*TRY IT*: Copy out each line below that has the word "content" in it.

*MATERIALS PROVIDED*:
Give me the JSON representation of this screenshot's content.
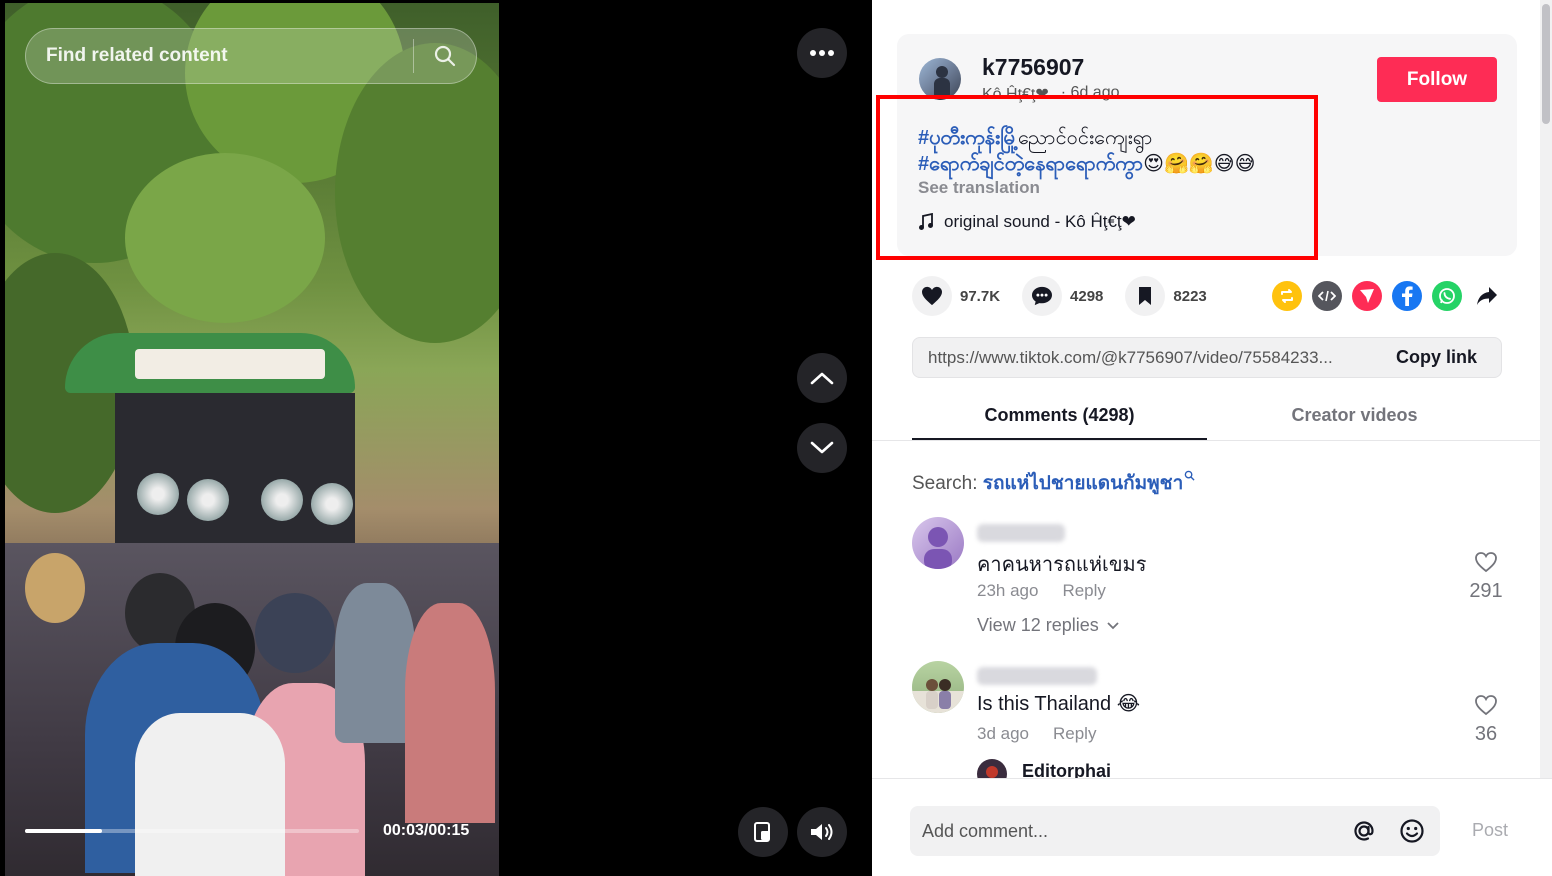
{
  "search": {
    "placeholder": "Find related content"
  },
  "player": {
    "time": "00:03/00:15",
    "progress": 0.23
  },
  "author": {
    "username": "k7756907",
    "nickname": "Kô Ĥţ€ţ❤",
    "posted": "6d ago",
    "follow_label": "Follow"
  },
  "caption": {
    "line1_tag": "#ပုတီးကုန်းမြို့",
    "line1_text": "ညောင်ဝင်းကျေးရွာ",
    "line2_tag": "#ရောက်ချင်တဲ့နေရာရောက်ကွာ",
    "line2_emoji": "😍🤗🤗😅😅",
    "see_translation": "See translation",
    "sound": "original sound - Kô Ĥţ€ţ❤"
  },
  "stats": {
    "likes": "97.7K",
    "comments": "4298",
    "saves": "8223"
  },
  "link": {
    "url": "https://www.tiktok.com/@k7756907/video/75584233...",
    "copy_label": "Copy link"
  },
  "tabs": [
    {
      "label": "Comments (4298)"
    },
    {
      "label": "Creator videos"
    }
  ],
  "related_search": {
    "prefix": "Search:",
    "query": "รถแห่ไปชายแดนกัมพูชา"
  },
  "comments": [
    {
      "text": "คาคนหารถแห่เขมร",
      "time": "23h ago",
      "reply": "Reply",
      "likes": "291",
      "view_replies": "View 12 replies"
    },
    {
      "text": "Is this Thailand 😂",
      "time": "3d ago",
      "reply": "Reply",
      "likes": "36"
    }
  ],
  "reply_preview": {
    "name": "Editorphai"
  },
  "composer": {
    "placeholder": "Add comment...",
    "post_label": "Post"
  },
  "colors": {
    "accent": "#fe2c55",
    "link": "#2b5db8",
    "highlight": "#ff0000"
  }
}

*RESPONSE*:
Give me the JSON representation of this screenshot's content.
    "placeholder": "Find related content"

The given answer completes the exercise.